=== Provided records ===

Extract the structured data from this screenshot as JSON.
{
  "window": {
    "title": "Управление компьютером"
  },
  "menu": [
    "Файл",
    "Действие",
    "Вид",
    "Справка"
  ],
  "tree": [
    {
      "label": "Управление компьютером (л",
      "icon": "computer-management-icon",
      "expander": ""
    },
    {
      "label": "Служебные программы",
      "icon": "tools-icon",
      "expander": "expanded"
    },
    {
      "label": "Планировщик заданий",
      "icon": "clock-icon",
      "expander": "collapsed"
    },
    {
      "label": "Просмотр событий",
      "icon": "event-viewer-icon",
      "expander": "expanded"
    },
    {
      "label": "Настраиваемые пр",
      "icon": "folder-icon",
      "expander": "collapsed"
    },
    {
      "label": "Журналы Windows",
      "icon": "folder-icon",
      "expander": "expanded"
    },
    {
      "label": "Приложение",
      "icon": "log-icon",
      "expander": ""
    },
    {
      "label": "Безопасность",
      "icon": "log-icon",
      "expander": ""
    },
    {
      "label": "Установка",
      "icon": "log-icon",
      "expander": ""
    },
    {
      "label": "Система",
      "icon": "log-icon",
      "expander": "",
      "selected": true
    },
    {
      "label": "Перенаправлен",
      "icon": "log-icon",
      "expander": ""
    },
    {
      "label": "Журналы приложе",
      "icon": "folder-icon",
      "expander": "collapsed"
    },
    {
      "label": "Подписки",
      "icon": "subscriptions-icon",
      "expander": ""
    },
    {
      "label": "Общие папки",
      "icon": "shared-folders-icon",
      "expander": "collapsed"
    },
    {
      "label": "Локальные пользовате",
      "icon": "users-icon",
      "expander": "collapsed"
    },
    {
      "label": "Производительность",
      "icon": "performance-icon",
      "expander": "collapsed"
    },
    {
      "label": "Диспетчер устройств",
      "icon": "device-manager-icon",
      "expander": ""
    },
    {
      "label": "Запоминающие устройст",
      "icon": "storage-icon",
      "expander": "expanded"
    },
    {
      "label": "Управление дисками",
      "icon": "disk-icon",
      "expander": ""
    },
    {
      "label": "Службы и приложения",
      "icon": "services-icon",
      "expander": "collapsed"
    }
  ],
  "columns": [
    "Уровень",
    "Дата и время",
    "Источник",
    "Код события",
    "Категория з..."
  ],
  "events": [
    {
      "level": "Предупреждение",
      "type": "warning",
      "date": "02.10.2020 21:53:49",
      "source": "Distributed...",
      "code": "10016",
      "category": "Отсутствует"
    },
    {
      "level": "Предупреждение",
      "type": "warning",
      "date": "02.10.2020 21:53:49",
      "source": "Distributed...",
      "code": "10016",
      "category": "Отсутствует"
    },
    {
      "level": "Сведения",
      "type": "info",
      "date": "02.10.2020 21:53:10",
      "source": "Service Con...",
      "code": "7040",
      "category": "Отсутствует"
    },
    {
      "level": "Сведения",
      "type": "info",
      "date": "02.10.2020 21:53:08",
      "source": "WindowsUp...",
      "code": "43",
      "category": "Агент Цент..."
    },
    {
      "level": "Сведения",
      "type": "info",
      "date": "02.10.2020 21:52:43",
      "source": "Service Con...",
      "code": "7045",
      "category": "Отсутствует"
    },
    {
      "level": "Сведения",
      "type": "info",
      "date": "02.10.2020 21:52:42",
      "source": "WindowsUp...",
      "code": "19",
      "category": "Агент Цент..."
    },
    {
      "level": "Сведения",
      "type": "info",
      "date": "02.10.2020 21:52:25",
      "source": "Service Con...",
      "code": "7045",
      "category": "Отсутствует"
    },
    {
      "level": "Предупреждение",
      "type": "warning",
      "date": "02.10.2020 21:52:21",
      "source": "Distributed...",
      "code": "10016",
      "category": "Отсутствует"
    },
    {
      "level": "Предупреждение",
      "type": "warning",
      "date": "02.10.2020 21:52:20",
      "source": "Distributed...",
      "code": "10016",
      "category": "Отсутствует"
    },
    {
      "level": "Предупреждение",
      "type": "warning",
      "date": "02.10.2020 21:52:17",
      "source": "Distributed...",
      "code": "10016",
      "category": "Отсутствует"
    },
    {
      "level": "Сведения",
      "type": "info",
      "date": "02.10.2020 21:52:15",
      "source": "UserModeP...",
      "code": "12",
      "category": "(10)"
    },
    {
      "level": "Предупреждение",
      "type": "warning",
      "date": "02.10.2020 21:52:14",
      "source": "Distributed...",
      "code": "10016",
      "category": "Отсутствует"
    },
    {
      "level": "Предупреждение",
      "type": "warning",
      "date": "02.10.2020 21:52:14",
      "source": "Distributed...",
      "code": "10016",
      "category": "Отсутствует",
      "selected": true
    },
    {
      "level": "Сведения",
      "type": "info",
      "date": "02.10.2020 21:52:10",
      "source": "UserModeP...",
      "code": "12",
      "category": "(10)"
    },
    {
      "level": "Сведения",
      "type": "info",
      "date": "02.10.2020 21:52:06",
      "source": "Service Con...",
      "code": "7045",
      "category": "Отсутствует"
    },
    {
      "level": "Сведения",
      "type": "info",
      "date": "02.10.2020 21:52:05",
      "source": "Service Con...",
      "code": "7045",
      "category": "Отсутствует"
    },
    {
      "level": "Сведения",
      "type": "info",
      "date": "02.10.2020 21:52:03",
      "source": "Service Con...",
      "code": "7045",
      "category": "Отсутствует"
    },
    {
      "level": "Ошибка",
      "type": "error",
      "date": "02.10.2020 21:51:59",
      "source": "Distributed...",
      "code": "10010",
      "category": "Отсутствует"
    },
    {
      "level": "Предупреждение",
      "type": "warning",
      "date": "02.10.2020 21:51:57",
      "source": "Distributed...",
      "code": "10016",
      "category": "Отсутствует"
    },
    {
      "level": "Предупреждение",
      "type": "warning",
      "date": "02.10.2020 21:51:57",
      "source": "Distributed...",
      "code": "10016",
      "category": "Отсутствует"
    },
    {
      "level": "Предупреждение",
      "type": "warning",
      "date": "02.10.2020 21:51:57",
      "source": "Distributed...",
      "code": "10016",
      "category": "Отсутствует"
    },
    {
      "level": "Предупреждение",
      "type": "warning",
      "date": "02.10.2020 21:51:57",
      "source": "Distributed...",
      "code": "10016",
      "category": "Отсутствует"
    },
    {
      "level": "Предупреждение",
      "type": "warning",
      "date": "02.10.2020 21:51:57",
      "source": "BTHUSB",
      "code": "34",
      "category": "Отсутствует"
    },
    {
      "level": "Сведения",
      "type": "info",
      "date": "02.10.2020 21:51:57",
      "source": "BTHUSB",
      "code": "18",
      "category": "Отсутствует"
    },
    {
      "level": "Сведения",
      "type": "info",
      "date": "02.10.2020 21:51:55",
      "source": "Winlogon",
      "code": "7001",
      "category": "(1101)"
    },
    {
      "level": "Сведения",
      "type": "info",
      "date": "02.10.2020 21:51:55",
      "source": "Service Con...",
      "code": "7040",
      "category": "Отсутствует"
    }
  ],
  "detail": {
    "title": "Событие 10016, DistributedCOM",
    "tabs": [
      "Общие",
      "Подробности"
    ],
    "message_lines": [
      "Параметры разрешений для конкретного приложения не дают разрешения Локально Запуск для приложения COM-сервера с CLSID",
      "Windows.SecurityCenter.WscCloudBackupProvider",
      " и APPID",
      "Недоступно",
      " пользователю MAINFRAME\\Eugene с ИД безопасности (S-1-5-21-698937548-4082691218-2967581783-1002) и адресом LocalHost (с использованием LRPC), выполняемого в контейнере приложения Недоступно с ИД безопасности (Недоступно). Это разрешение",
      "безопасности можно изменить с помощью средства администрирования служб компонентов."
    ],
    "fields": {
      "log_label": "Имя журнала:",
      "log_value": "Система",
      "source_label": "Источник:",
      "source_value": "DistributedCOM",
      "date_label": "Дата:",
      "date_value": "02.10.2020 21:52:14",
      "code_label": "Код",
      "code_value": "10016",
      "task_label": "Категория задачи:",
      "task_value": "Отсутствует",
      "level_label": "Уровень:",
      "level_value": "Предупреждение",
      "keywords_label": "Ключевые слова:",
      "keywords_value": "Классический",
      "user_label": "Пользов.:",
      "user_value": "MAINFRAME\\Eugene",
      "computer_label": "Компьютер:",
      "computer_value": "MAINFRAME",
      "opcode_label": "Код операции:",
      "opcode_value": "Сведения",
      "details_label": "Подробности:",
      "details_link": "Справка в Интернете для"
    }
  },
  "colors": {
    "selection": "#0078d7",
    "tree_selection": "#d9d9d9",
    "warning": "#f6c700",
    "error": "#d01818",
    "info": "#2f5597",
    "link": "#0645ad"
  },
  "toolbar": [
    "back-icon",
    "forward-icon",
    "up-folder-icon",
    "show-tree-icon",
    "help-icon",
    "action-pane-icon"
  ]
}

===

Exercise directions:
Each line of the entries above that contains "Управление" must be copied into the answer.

Worked solution:
    "title": "Управление компьютером"
      "label": "Управление компьютером (л",
      "label": "Управление дисками",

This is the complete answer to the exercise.